> WORK INSTRUCTIONS
In the listing below, look for "icon" and copy every line that has it.

> SOURCE DATA

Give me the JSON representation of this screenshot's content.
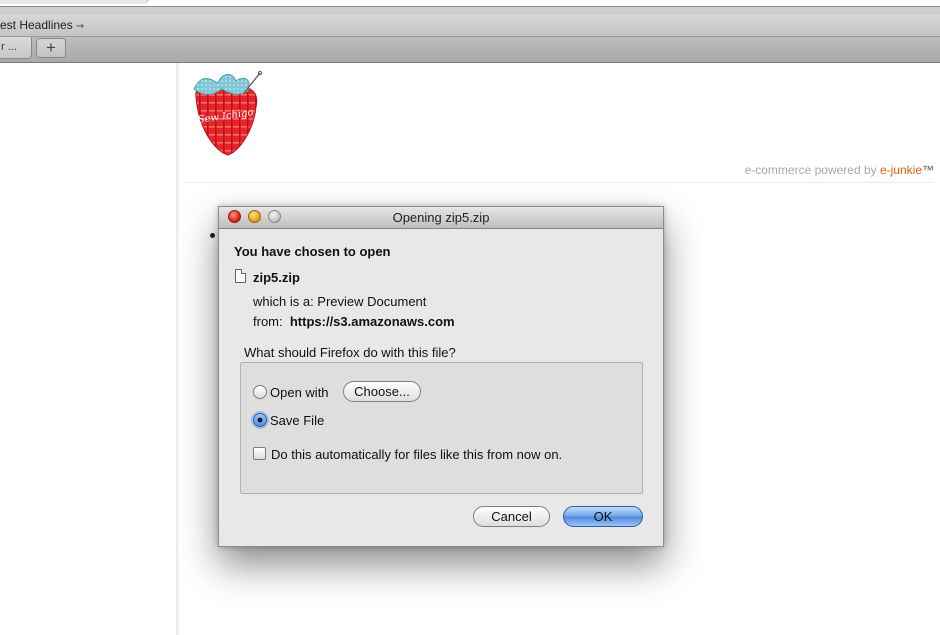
{
  "bookmarks_bar": {
    "item_label": "est Headlines",
    "item_icon": "rss-icon"
  },
  "tab_bar": {
    "tab_label": "r ...",
    "new_tab_label": "+"
  },
  "page": {
    "powered_prefix": "e-commerce powered by ",
    "powered_brand": "e-junkie",
    "powered_tm": "™",
    "brand_color": "#e06010",
    "logo_text": "Sew Ichigo"
  },
  "dialog": {
    "title": "Opening zip5.zip",
    "heading": "You have chosen to open",
    "file_icon": "document-icon",
    "filename": "zip5.zip",
    "which_is_a": "which is a:  Preview Document",
    "from_label": "from:",
    "from_value": "https://s3.amazonaws.com",
    "question": "What should Firefox do with this file?",
    "open_with_label": "Open with",
    "choose_button": "Choose...",
    "save_file_label": "Save File",
    "selected_option": "Save File",
    "auto_checkbox_label": "Do this automatically for files like this from now on.",
    "auto_checked": false,
    "cancel_button": "Cancel",
    "ok_button": "OK"
  }
}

> REPLY TO THE EXERCISE
    "item_icon": "rss-icon"
    "file_icon": "document-icon",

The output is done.